The importance of shielding temperature sensors from solar radiation is understood, but there is a lack of prescriptive advice for plant scientists to build inexpensive and effective shields for replicated field experiments. Using the general physical principles that govern radiation shielding, a number of low-cost, passively ventilated radiation shields built in-house was assessed for the measurement of air temperature against the same type of sensor in a meteorological “standard” Gill radiation shield. The base shield material had high albedo (≈0.9) and low emissivity (0.03). Aspirated shields were included for simultaneous measurements of temperature and relative humidity. Differences in air temperature (ΔT) between low-cost shields and the standard Gill were greatest for shields with open bottoms (up to +7.4 °C) and for those with poorly perforated sidewalls. Open-bottomed shields were prone to heating from reflected radiation. Tube-shaped shields appeared to require more than 30% sidewall perforation for convection by ambient wind (up to 4 m·s−1) to offset the midday radiation load of the shield. The smallest daytime ΔT were between aspirated shields and the standard Gill, averaging less than ±0.5 °C. Among passively ventilated shields, the smallest daytime ΔT consistently were produced by a shield that emulated the stacked plate design of the standard Gill for a total of U.S. $4.00 in materials and 45 min construction time. Eighty-nine percent of all daytime ΔT for the “homemade Gill” shield was 1.5 °C or less. The combination of low ambient wind speed (less than 1 m·s−1) and high global irradiance (greater than 600 W·m−2) produced the largest ΔT for all passively ventilated shields, the magnitude of which varied with shield design; stacked plate configurations were more effective shields than were tube-based configurations. Nighttime ΔT were inconsequential for all shields. Cost-effective radiation shielding can be achieved by selecting shield materials and a configuration that minimize daytime radiation loading on the shield while maximizing the potential for convective transfer of that radiation load away from the shield and the sensor it houses.

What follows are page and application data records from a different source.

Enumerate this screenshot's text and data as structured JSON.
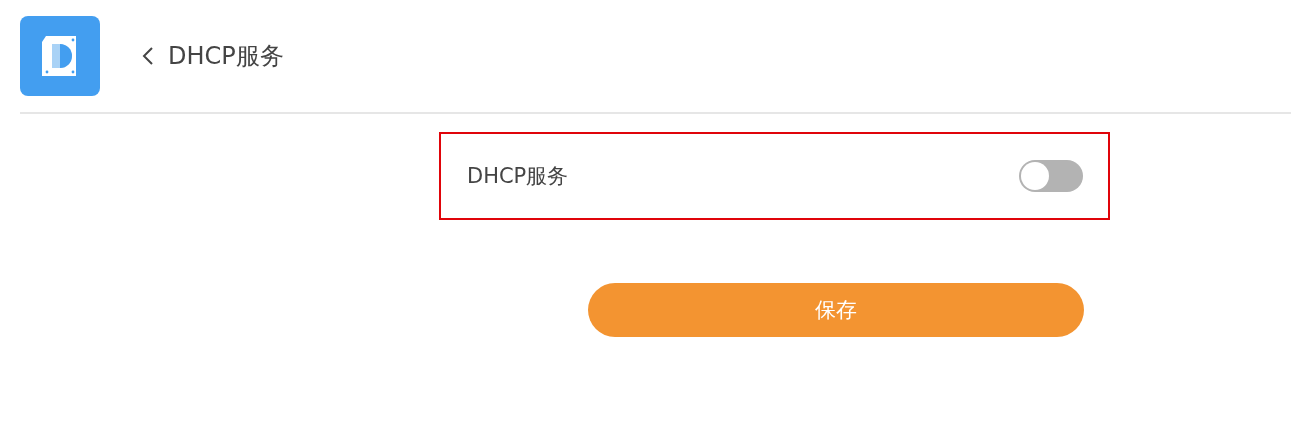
{
  "header": {
    "title": "DHCP服务"
  },
  "setting": {
    "label": "DHCP服务",
    "on": false
  },
  "buttons": [
    {
      "label": "保存"
    }
  ]
}
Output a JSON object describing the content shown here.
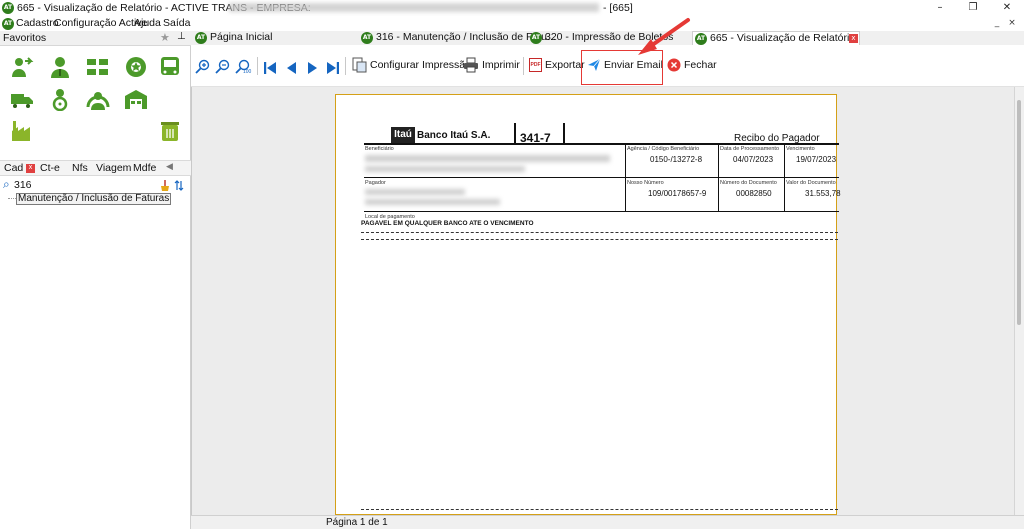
{
  "window": {
    "logo_text": "AT",
    "title": "665 - Visualização de Relatório - ACTIVE TRANS - EMPRESA:",
    "title_suffix": "- [665]",
    "controls": {
      "minimize": "–",
      "restore": "❐",
      "close": "✕"
    }
  },
  "menu": {
    "items": [
      "Cadastro",
      "Configuração Active",
      "Ajuda",
      "Saída"
    ],
    "mdi_min": "_",
    "mdi_close": "×"
  },
  "left_panel": {
    "favorites_label": "Favoritos",
    "pin_icon": "★",
    "pin2_icon": "⊥",
    "tabs": [
      "Cad",
      "Ct-e",
      "Nfs",
      "Viagem",
      "Mdfe"
    ],
    "tab_close": "x",
    "tab_scroll": "◀",
    "search_value": "316",
    "search_icon": "⌕",
    "tree_item": "Manutenção / Inclusão de Faturas"
  },
  "doc_tabs": [
    {
      "label": "Página Inicial"
    },
    {
      "label": "316 - Manutenção / Inclusão de Fatu..."
    },
    {
      "label": "320 - Impressão de Boletos"
    },
    {
      "label": "665 - Visualização de Relatório",
      "active": true
    }
  ],
  "toolbar": {
    "configurar_label": "Configurar Impressão",
    "imprimir_label": "Imprimir",
    "exportar_label": "Exportar",
    "enviar_label": "Enviar Email",
    "fechar_label": "Fechar",
    "pdf_badge": "PDF",
    "zoom_100_label": "100"
  },
  "boleto": {
    "bank_logo": "Itaú",
    "bank_name": "Banco Itaú S.A.",
    "bank_code": "341-7",
    "receipt_title": "Recibo do Pagador",
    "labels": {
      "beneficiario": "Beneficiário",
      "agencia": "Agência / Código Beneficiário",
      "data_proc": "Data de Processamento",
      "vencimento": "Vencimento",
      "pagador": "Pagador",
      "nosso_numero": "Nosso Número",
      "num_doc": "Número do Documento",
      "valor_doc": "Valor do Documento",
      "local": "Local de pagamento"
    },
    "values": {
      "agencia": "0150-/13272-8",
      "data_proc": "04/07/2023",
      "vencimento": "19/07/2023",
      "nosso_numero": "109/00178657-9",
      "num_doc": "00082850",
      "valor_doc": "31.553,78",
      "local": "PAGAVEL EM QUALQUER BANCO ATE O VENCIMENTO"
    }
  },
  "status": {
    "page_text": "Página 1 de 1"
  },
  "colors": {
    "accent_green": "#2f7d1c",
    "highlight_red": "#e53935",
    "page_border": "#d4a017",
    "nav_blue": "#1565c0"
  }
}
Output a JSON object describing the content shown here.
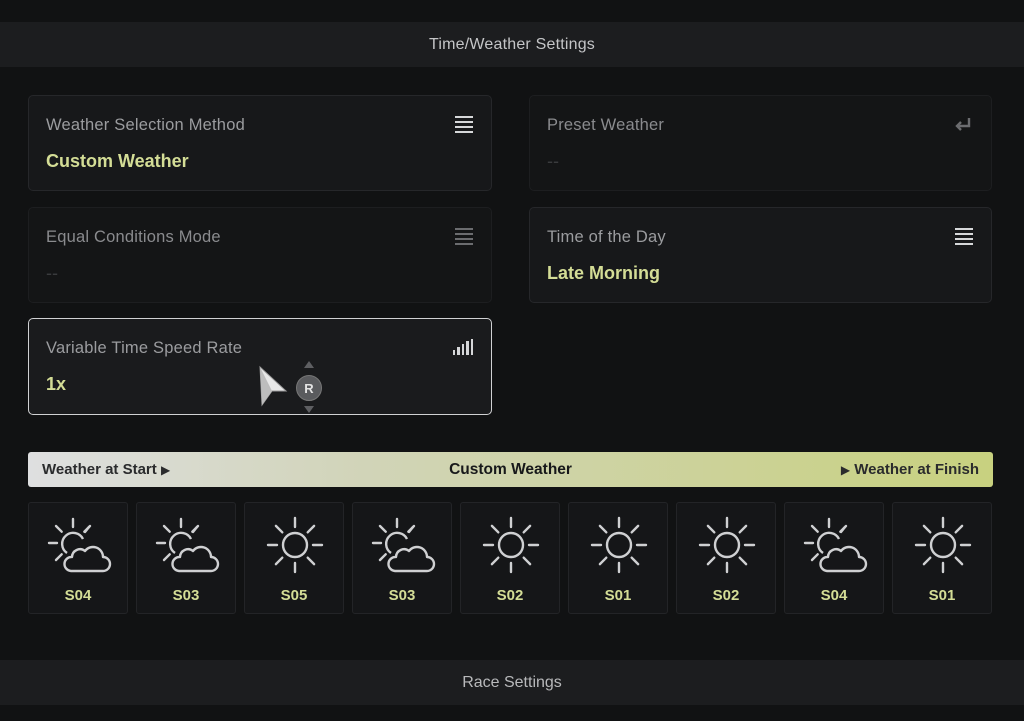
{
  "header": {
    "title": "Time/Weather Settings"
  },
  "settings": {
    "weather_method": {
      "label": "Weather Selection Method",
      "value": "Custom Weather",
      "icon": "menu-icon"
    },
    "preset_weather": {
      "label": "Preset Weather",
      "value": "--",
      "icon": "return-icon"
    },
    "equal_conditions": {
      "label": "Equal Conditions Mode",
      "value": "--",
      "icon": "menu-icon"
    },
    "time_of_day": {
      "label": "Time of the Day",
      "value": "Late Morning",
      "icon": "menu-icon"
    },
    "time_speed": {
      "label": "Variable Time Speed Rate",
      "value": "1x",
      "icon": "bars-icon"
    }
  },
  "controller": {
    "r_button": "R"
  },
  "weather_bar": {
    "start": "Weather at Start",
    "center": "Custom Weather",
    "finish": "Weather at Finish"
  },
  "weather_slots": [
    {
      "code": "S04",
      "icon": "sun-cloud-icon"
    },
    {
      "code": "S03",
      "icon": "sun-cloud-icon"
    },
    {
      "code": "S05",
      "icon": "sun-icon"
    },
    {
      "code": "S03",
      "icon": "sun-cloud-icon"
    },
    {
      "code": "S02",
      "icon": "sun-icon"
    },
    {
      "code": "S01",
      "icon": "sun-icon"
    },
    {
      "code": "S02",
      "icon": "sun-icon"
    },
    {
      "code": "S04",
      "icon": "sun-cloud-icon"
    },
    {
      "code": "S01",
      "icon": "sun-icon"
    }
  ],
  "footer": {
    "title": "Race Settings"
  },
  "colors": {
    "accent": "#d4dd96",
    "background": "#111213"
  }
}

Julie M. Tarara and Gwen-Alyn Hoheisel
Shannon Caplan, Bryan Tilt, Gwen Hoheisel and Tara A. Baugher
Increasing labor costs and changes in labor forces have prompted an increased demand for automation in specialty crop production. Implementation of technological innovations in the agricultural sector tends to be slow, thus this study investigated motivations and perceptions of technology. Using qualitative interviewing and analysis, this study used a diffusion of innovations framework to gain insight into what channels of communications impacted planned adoption rates and what aspects of technology influence the decision-making process. Interview participants emphasized the inevitability of implementing new technologies while considering the capital investment of more complex technology, changes in labor management to integrate technology, applicability of technology to current practices, and trust in technology designers.